80 percent of the world's opioids and 99 percent of the world's hydrocodone.
June is National Safety Month and safety is no accident. Prescription opioid painkiller abuse is a public health crisis and you can make a difference!
What are the warning signs for prescription opioid painkiller abuse?
- Some physical signs include small pupils, unexplained weight loss or gain, decreased respiratory rate or intense flu-like symptoms such as sweating or shakes of hands, feet, or head
- Some behavioral signs include avoiding family contact, change in friends/activities/personality, isolation or secretive behavior, or irritability and nervousness
- Watch out for significant changes of behavior and physical appearance!
Drug overdose – mainly from prescription opioid painkillers – are the leading cause of unintentional death for adults ages 25-64. These drugs include Vicodin, OxyContin, Percocet, Norco, and morphine. Prescription opioid painkiller abuse has become a true epidemic affecting our friends, family, and children. 45 people die every day from prescription opioid painkiller overdose.
What are the risks for overdose?
- Long-term use (5-10 years)
- Drug use while alone or in an unfamiliar area
- Using after an extended drug-free period, such as release from drug treatment or detox
- Mixing opioids with other drugs such as sedatives or alcohol
Many people fear that criminal charges will be pressed on them or the person who has overdosed if the police respond to a 911 call.
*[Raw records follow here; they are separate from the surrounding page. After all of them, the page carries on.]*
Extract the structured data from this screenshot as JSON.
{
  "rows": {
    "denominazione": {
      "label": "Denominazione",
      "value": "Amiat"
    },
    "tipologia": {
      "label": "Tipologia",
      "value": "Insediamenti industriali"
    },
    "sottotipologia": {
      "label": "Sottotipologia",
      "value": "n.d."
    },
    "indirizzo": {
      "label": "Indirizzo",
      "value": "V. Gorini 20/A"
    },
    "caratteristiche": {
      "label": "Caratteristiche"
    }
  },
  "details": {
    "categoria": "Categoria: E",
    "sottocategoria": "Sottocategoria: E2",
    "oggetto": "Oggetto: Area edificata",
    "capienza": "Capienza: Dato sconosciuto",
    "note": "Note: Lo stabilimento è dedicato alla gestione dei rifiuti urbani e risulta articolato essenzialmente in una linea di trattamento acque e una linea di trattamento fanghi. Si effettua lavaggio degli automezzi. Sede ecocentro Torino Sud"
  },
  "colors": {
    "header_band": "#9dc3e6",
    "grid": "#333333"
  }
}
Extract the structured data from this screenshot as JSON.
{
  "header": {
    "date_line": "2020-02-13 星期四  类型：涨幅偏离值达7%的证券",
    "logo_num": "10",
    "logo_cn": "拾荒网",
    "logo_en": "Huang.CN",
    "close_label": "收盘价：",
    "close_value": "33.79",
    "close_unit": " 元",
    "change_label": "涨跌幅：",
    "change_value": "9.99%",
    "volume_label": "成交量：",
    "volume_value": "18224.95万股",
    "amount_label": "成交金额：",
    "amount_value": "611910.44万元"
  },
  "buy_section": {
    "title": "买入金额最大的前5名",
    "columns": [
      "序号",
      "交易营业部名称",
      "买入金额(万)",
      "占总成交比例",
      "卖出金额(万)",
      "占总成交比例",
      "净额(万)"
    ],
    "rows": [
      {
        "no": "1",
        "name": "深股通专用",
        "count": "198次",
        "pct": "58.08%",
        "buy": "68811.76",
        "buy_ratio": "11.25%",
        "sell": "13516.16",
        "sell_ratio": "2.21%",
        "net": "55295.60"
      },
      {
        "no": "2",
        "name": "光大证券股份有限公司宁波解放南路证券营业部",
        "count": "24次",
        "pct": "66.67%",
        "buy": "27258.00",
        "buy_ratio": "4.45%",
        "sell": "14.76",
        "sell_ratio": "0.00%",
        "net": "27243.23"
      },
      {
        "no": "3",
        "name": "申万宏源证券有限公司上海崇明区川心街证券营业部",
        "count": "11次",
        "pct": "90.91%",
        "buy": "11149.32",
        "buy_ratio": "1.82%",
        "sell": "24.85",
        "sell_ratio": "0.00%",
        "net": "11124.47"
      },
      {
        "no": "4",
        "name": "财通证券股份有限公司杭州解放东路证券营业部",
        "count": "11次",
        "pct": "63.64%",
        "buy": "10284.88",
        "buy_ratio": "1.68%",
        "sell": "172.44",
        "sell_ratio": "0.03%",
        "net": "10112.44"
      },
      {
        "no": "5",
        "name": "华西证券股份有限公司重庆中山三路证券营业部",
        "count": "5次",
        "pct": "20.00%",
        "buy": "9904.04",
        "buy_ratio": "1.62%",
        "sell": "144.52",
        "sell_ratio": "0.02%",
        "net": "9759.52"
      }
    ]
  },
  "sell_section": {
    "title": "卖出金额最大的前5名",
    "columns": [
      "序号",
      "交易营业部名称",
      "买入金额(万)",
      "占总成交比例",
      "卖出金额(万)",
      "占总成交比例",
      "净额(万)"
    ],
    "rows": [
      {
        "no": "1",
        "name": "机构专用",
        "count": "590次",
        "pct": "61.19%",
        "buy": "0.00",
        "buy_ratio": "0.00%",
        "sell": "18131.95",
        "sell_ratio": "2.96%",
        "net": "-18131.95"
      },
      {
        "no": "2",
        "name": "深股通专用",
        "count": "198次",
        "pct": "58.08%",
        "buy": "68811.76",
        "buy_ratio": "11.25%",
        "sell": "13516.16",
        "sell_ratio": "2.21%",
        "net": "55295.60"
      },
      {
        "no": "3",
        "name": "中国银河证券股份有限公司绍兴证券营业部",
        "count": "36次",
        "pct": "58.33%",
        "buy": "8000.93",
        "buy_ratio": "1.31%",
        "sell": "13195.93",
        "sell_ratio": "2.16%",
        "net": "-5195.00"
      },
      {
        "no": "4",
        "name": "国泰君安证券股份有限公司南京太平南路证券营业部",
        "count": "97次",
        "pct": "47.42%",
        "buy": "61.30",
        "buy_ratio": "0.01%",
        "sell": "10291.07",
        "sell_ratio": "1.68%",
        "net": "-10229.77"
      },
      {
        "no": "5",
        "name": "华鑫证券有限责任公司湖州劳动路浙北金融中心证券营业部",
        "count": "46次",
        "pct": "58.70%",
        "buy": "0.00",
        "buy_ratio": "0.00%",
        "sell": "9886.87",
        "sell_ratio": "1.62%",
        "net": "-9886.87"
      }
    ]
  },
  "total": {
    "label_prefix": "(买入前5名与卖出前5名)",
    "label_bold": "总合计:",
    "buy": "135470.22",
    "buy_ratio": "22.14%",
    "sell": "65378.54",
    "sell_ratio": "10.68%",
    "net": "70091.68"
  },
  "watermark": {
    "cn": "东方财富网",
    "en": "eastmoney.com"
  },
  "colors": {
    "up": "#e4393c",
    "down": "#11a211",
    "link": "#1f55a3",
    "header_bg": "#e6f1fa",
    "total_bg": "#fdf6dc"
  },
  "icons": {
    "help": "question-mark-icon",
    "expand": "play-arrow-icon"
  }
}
This fear should never keep someone from calling 911 because it can be the matter of life or death for an individual.
The Good Samaritan Law provides significant legal protections against criminal charges and prosecution for possession of controlled substances. Protection applies to the person seeking assistance and to the person who overdosed (Class A-1 drug felonies, along with sale or intent to sell controlled substances, are not covered by this law)
Prevention is key to reducing substance abuse in your community. Keep communication open and be involved and engaged in your community. You are more likely to notice the warning signs of substance use when involved. Start the conversation with your family, friends, and children. Discuss the dangers of prescription abuse and show disapproval in order to prevent future drug use. There is no better time than now to have the conversation!
What can you do?
- Ask your doctor about alternative treatment options! Over-the-counter pain relievers are often more effective and have less side effects.
- Keep opioid painkillers in a locked medicine cabinet, up and away from children! Many medications often look like candy, be cautious and aware.
- Never keep leftover medications. Never dispose of these drugs down the toilet or in the trash!
- Look for medication take-back programs in your local community.
If you or someone you know needs help, 24 hours a day, 7 days a week call 1-877-8-HOPENY or visit oasas.ny.gov/accesshelp.